April 28, 2022
I posted this as a Linkedin article - after I started a post and was out of room. After several instances of being temporarily banned from linkedin, I decided to safekeep it here.
Nature is a continuous and multidimensional system. Any model based on a discrete classification will necessarily be a dimension-reducing projection, and will create arbitrary and energy-hungry distortions.
Justin Kunimune, CC BY-SA 4.0, via Wikimedia Commons
This article started as a comment to this post. I exceeded the character limit - so here’s my first ‘article’ here. The top comment on this post explains that “these guidelines are just that: guides. They are not rules or laws.” I disagree.
Sadly institutions are uncomfortable with “Fuzzy logic” and they prefer what we falsely called “precise” rules.
These types of limits are repeatedly (ab)used as such. Institutions rely heavily on processes and regulations based on thresholds and limits. This reliance is deep and overreaching, and it impacts everything these processes “touch”. Similarly, in places with a highly litigious culture, any step outside of professional guideline is a step closer from a potential lawsuit.
Admitting they are not perfect is a first step. But it is not enough. Rather than dismissing the problems they create, we need to honestly and transparently analyse why they are not perfect.

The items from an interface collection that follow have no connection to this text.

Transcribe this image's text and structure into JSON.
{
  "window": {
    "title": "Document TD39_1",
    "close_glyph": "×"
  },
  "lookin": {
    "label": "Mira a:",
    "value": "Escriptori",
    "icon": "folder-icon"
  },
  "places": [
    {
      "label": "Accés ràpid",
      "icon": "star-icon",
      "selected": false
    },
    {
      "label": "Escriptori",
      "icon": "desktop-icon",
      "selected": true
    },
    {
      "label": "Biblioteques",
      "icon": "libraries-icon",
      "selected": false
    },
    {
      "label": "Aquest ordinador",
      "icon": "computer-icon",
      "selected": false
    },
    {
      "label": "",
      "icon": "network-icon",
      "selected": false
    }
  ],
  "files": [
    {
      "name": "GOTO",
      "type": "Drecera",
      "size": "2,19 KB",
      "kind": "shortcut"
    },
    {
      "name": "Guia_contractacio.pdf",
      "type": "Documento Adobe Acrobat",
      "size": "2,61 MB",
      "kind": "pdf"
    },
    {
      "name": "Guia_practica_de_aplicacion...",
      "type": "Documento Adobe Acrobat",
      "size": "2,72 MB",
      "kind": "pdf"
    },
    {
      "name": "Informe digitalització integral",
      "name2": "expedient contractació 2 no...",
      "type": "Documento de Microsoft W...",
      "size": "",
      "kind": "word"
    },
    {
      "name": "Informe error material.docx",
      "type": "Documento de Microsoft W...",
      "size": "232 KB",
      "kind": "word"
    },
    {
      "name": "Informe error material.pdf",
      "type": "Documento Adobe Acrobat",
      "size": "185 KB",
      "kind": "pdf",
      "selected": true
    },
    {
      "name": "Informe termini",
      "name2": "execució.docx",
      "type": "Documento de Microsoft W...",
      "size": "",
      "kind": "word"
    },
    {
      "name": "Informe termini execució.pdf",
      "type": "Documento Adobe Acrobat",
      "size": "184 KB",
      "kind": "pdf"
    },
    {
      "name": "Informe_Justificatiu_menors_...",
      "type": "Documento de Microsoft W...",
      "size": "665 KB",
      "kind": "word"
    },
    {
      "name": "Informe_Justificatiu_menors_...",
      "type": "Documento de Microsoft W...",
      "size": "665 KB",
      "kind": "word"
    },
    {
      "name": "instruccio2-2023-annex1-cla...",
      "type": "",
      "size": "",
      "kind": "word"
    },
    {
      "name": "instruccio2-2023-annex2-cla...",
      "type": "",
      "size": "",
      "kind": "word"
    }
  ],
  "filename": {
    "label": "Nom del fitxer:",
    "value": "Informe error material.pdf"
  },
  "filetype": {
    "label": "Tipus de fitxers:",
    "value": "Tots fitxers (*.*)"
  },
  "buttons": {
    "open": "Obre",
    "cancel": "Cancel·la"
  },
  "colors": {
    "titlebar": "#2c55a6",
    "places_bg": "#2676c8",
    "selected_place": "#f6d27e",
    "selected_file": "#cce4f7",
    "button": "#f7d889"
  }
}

One example: Obstructive Sleep Apnea. Many experts of sleep apnea agree that the AHI (number of apnea and hypopnea per hour) is just a surrogate metric to quantify the severity of a disease that has many facets. Among them the “inventor” of said AHI, the late Prof. Christian Guilleminault. It is obvious that, in the 1980s, when apneas where hand-counted from polysomnographic (PSG) recordings printouts, this metric was a great advancement - efficient and practical enough to help millions of sufferers of the disease who now had access to both diagnostic AND treatment with the CPAP invented by Prof. Collin Sullivan. Since this time though, technological innovations have demonstrated much more advanced capability than the PSG+AHI to measure obstructive sleep apnea and its effects (among them the Sonomat , Watchpat or Sunrise for instance).
Yet, professional bodies in the sleep diagnostic industry will continue to debate around physiological signals threshold-based rules to define AHI and its cut-off values. A 9 sec apnea does not “exist”, but a 11 sec apnea has the same impact on the result than a 30 sec apnea. Some countries/jurisdictions count desaturations from 3%, some from 4%. Then the thresholds to be diagnosed as a mild, medium or severe sufferer will also depend on jurisdictions and will direct whether the patient can benefit or not for reimbursement for the treatment.
There are literally hundred of these variations and distortions (*). Any meta analysis of the existing literature would need to take that into account to actually produce valid results - but there are just too many differences that are not accounted for in these studies, and may not even be reported. From a regulations standpoint, PSG-based AHI is still the “gold standard” or “reference standard” against which innovative technology are expected to prove their worth for the regulators.
Of course, all ML-based AI development in this field will also have to “prove their accuracy” against such an antiquated distorted metric. Non only that, they also being trained on datasets (clinical studies) that are polluted from the start by these distortions as mentioned earlier(*). There is a lot of hype about avoiding bias in AI applications; here is one direction of progress that I think should be studied more.